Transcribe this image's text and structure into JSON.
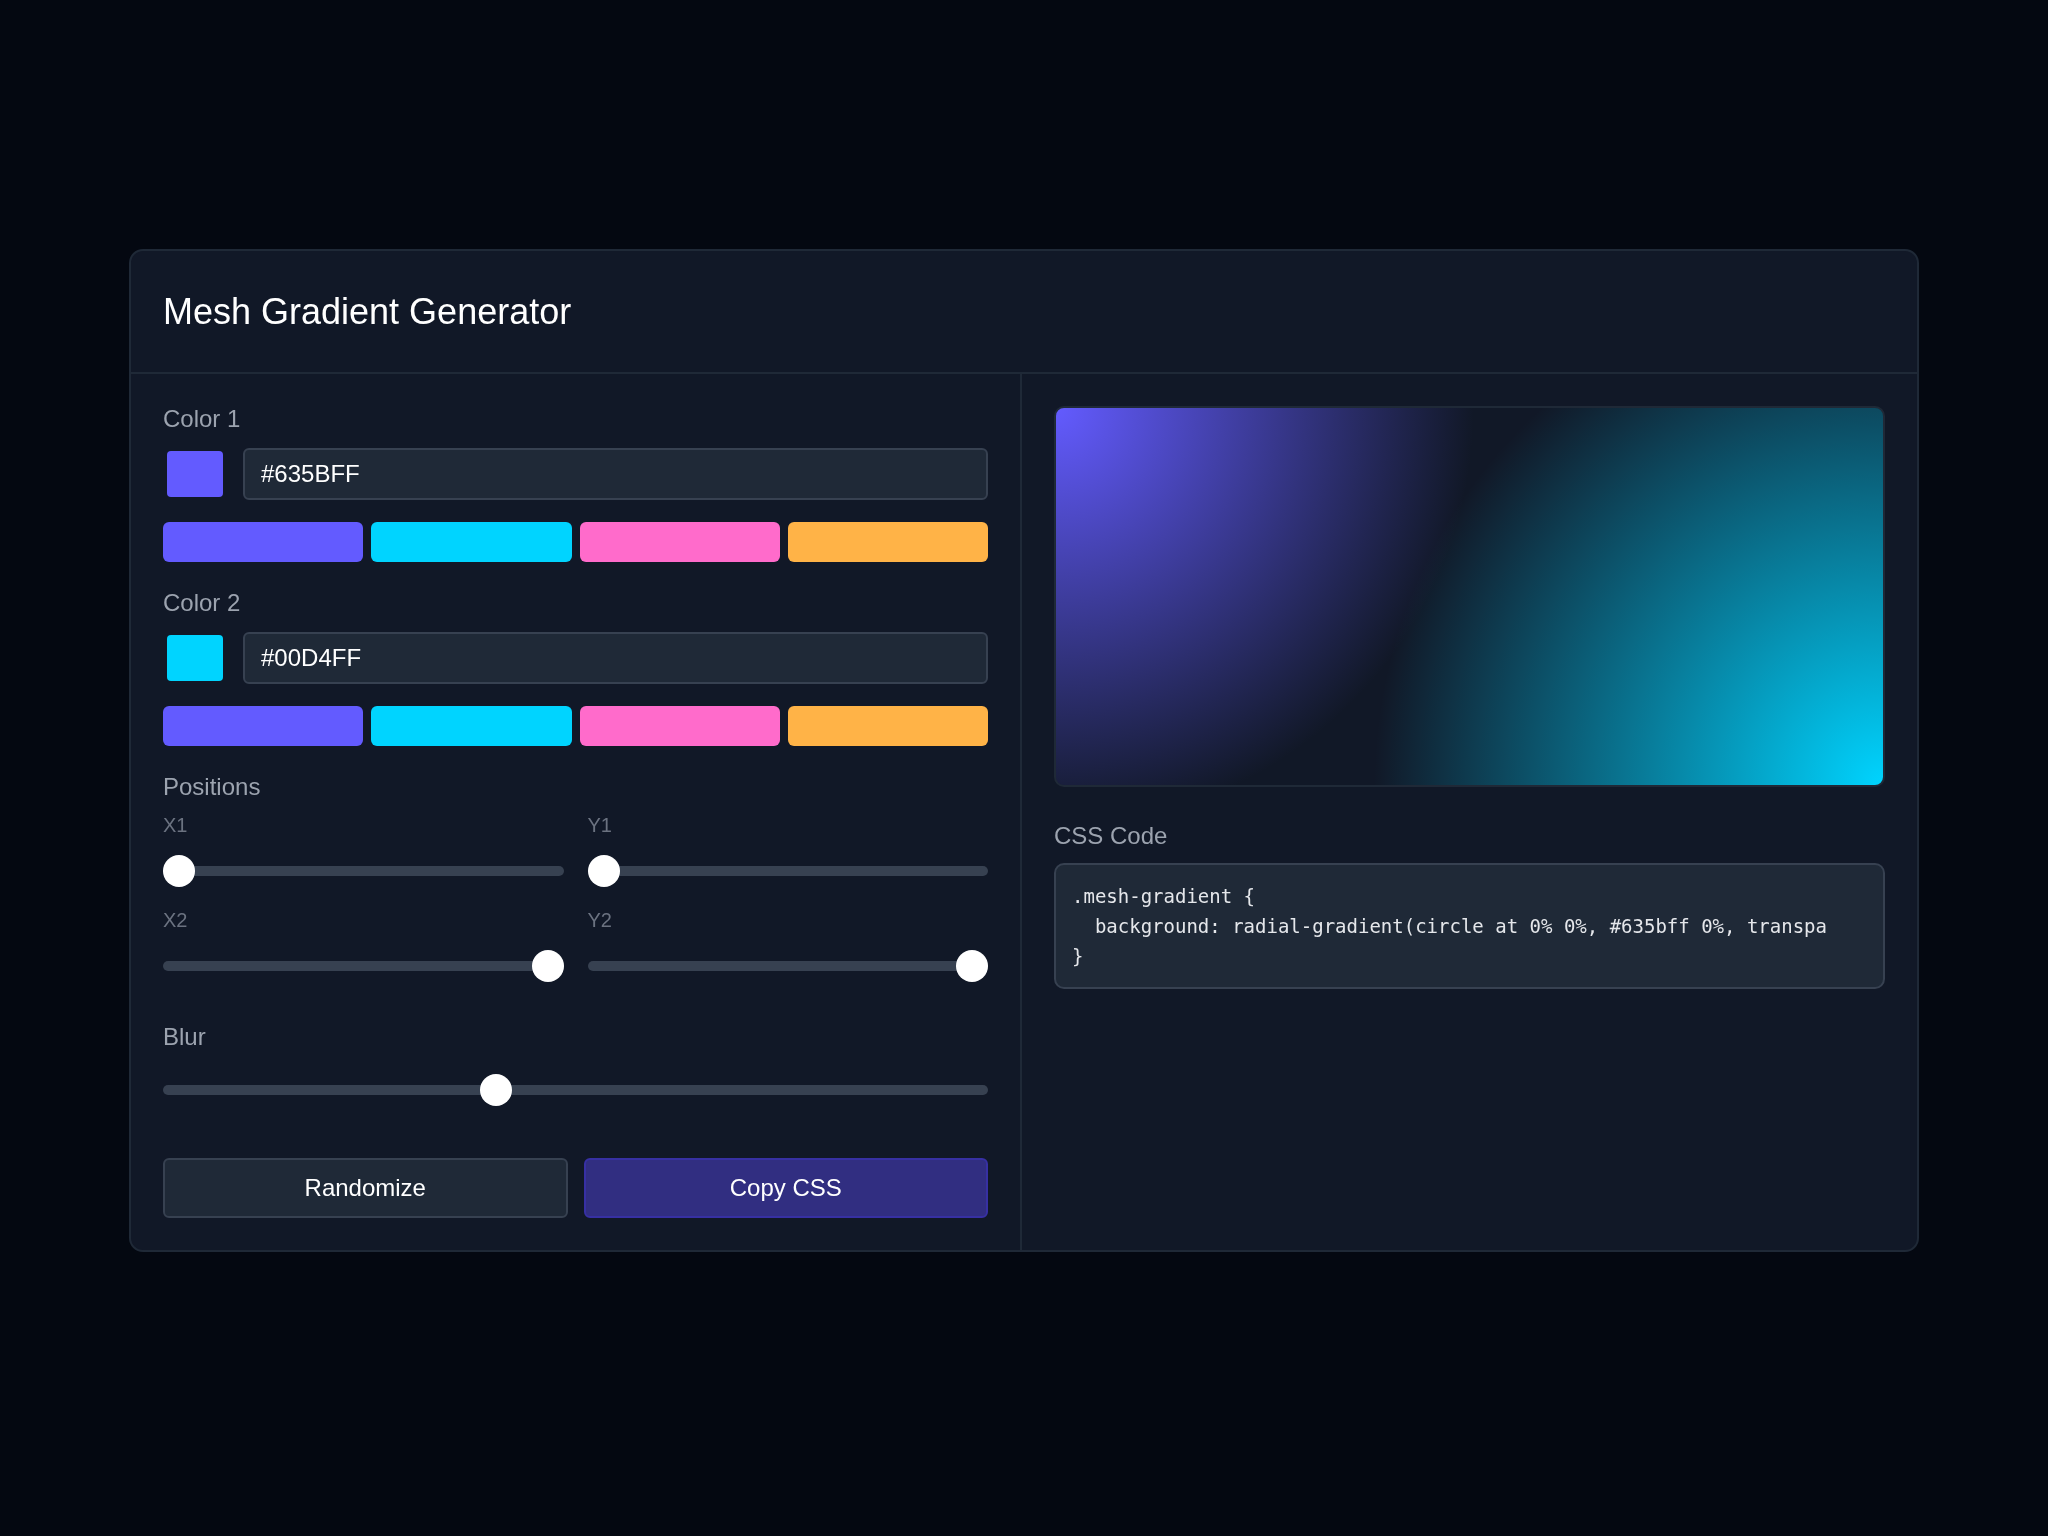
{
  "title": "Mesh Gradient Generator",
  "colors": [
    {
      "label": "Color 1",
      "color": "#635bff",
      "value": "#635BFF",
      "presets": [
        {
          "color": "#635bff"
        },
        {
          "color": "#00d4ff"
        },
        {
          "color": "#ff6bcb"
        },
        {
          "color": "#ffb347"
        }
      ]
    },
    {
      "label": "Color 2",
      "color": "#00d4ff",
      "value": "#00D4FF",
      "presets": [
        {
          "color": "#635bff"
        },
        {
          "color": "#00d4ff"
        },
        {
          "color": "#ff6bcb"
        },
        {
          "color": "#ffb347"
        }
      ]
    }
  ],
  "positions": {
    "label": "Positions",
    "sliders": [
      {
        "label": "X1",
        "level": 0
      },
      {
        "label": "Y1",
        "level": 0
      },
      {
        "label": "X2",
        "level": 1
      },
      {
        "label": "Y2",
        "level": 1
      }
    ]
  },
  "blur": {
    "label": "Blur",
    "level": 0.4
  },
  "buttons": [
    {
      "label": "Randomize",
      "kind": "secondary"
    },
    {
      "label": "Copy CSS",
      "kind": "primary"
    }
  ],
  "css_code": {
    "label": "CSS Code",
    "lines": [
      ".mesh-gradient {",
      "  background: radial-gradient(circle at 0% 0%, #635bff 0%, transpa",
      "}"
    ]
  }
}
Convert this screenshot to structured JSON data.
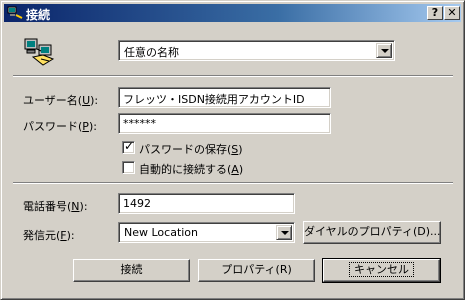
{
  "window": {
    "title": "接続"
  },
  "titlebar": {
    "help_label": "?",
    "close_label": "✕"
  },
  "entry": {
    "selected": "任意の名称",
    "icon": "network-computers-icon"
  },
  "username": {
    "label": "ユーザー名(",
    "key": "U",
    "suffix": "):",
    "value": "フレッツ・ISDN接続用アカウントID"
  },
  "password": {
    "label": "パスワード(",
    "key": "P",
    "suffix": "):",
    "value": "******"
  },
  "save_password": {
    "label": "パスワードの保存(",
    "key": "S",
    "suffix": ")",
    "checked": true,
    "mark": "✓"
  },
  "auto_connect": {
    "label": "自動的に接続する(",
    "key": "A",
    "suffix": ")",
    "checked": false,
    "mark": ""
  },
  "phone": {
    "label": "電話番号(",
    "key": "N",
    "suffix": "):",
    "value": "1492"
  },
  "dial_from": {
    "label": "発信元(",
    "key": "F",
    "suffix": "):",
    "value": "New Location"
  },
  "buttons": {
    "dial_properties": "ダイヤルのプロパティ(D)...",
    "connect": "接続",
    "properties": "プロパティ(R)",
    "cancel": "キャンセル"
  }
}
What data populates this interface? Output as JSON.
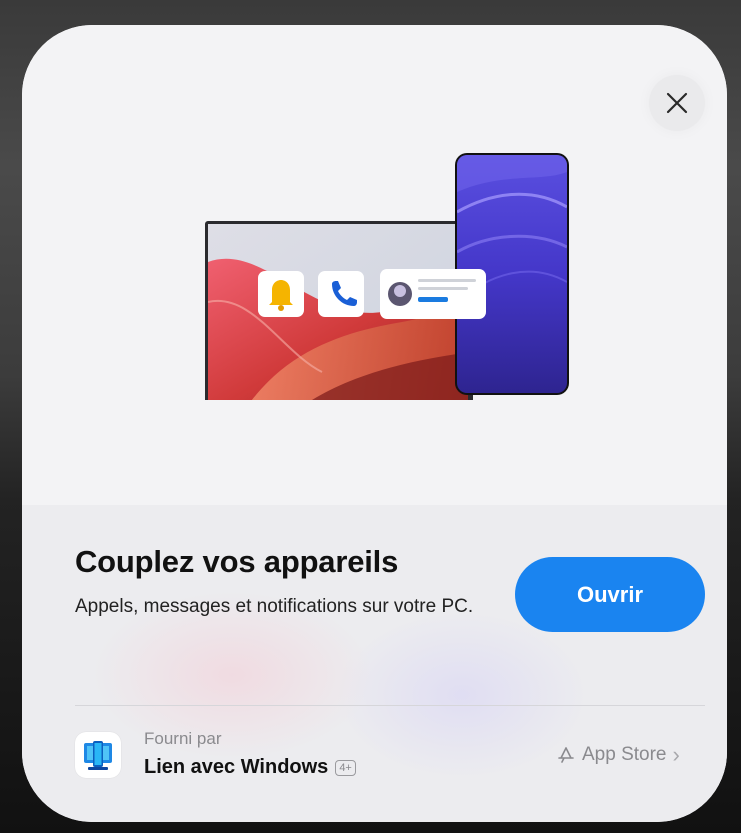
{
  "sheet": {
    "title": "Couplez vos appareils",
    "subtitle": "Appels, messages et notifications sur votre PC.",
    "open_label": "Ouvrir"
  },
  "provider": {
    "label": "Fourni par",
    "app_name": "Lien avec Windows",
    "age_rating": "4+",
    "store_label": "App Store",
    "store_chevron": "›"
  },
  "icons": [
    "close-icon",
    "bell-icon",
    "phone-call-icon",
    "avatar-icon",
    "app-store-icon",
    "phone-link-app-icon"
  ],
  "colors": {
    "accent": "#1a84f0",
    "notification_bell": "#f5b400",
    "phone_screen": "#4a3fd2"
  }
}
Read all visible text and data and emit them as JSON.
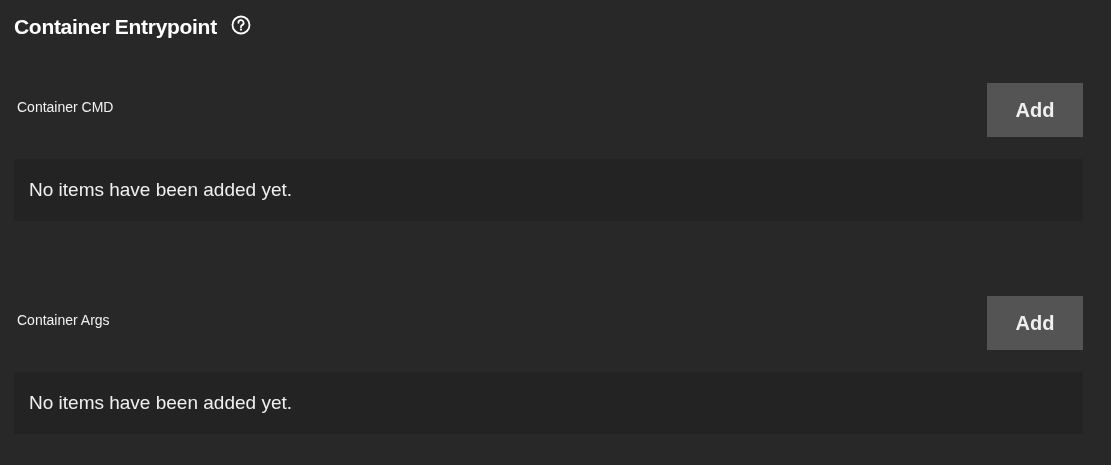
{
  "title": "Container Entrypoint",
  "sections": [
    {
      "label": "Container CMD",
      "button": "Add",
      "empty_message": "No items have been added yet."
    },
    {
      "label": "Container Args",
      "button": "Add",
      "empty_message": "No items have been added yet."
    }
  ]
}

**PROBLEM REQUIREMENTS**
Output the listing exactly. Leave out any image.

**SOLUTION FOR THIS PROBLEM**
Transcribe this image's text and structure into JSON.
{
  "title": "Mesh Gradient Generator",
  "colors": [
    {
      "label": "Color 1",
      "color": "#635bff",
      "value": "#635BFF",
      "presets": [
        {
          "color": "#635bff"
        },
        {
          "color": "#00d4ff"
        },
        {
          "color": "#ff6bcb"
        },
        {
          "color": "#ffb347"
        }
      ]
    },
    {
      "label": "Color 2",
      "color": "#00d4ff",
      "value": "#00D4FF",
      "presets": [
        {
          "color": "#635bff"
        },
        {
          "color": "#00d4ff"
        },
        {
          "color": "#ff6bcb"
        },
        {
          "color": "#ffb347"
        }
      ]
    }
  ],
  "positions": {
    "label": "Positions",
    "sliders": [
      {
        "label": "X1",
        "level": 0
      },
      {
        "label": "Y1",
        "level": 0
      },
      {
        "label": "X2",
        "level": 1
      },
      {
        "label": "Y2",
        "level": 1
      }
    ]
  },
  "blur": {
    "label": "Blur",
    "level": 0.4
  },
  "buttons": [
    {
      "label": "Randomize",
      "kind": "secondary"
    },
    {
      "label": "Copy CSS",
      "kind": "primary"
    }
  ],
  "css_code": {
    "label": "CSS Code",
    "lines": [
      ".mesh-gradient {",
      "  background: radial-gradient(circle at 0% 0%, #635bff 0%, transpa",
      "}"
    ]
  }
}
Convert this screenshot to structured JSON data.
{
  "window": {
    "title": "接続"
  },
  "titlebar": {
    "help_label": "?",
    "close_label": "✕"
  },
  "entry": {
    "selected": "任意の名称",
    "icon": "network-computers-icon"
  },
  "username": {
    "label": "ユーザー名(",
    "key": "U",
    "suffix": "):",
    "value": "フレッツ・ISDN接続用アカウントID"
  },
  "password": {
    "label": "パスワード(",
    "key": "P",
    "suffix": "):",
    "value": "******"
  },
  "save_password": {
    "label": "パスワードの保存(",
    "key": "S",
    "suffix": ")",
    "checked": true,
    "mark": "✓"
  },
  "auto_connect": {
    "label": "自動的に接続する(",
    "key": "A",
    "suffix": ")",
    "checked": false,
    "mark": ""
  },
  "phone": {
    "label": "電話番号(",
    "key": "N",
    "suffix": "):",
    "value": "1492"
  },
  "dial_from": {
    "label": "発信元(",
    "key": "F",
    "suffix": "):",
    "value": "New Location"
  },
  "buttons": {
    "dial_properties": "ダイヤルのプロパティ(D)...",
    "connect": "接続",
    "properties": "プロパティ(R)",
    "cancel": "キャンセル"
  }
}
What data populates this interface? Output as JSON.
{
  "sheet": {
    "title": "Couplez vos appareils",
    "subtitle": "Appels, messages et notifications sur votre PC.",
    "open_label": "Ouvrir"
  },
  "provider": {
    "label": "Fourni par",
    "app_name": "Lien avec Windows",
    "age_rating": "4+",
    "store_label": "App Store",
    "store_chevron": "›"
  },
  "icons": [
    "close-icon",
    "bell-icon",
    "phone-call-icon",
    "avatar-icon",
    "app-store-icon",
    "phone-link-app-icon"
  ],
  "colors": {
    "accent": "#1a84f0",
    "notification_bell": "#f5b400",
    "phone_screen": "#4a3fd2"
  }
}
Read all visible text and data and emit them as JSON.
{
  "title": "Container Entrypoint",
  "sections": [
    {
      "label": "Container CMD",
      "button": "Add",
      "empty_message": "No items have been added yet."
    },
    {
      "label": "Container Args",
      "button": "Add",
      "empty_message": "No items have been added yet."
    }
  ]
}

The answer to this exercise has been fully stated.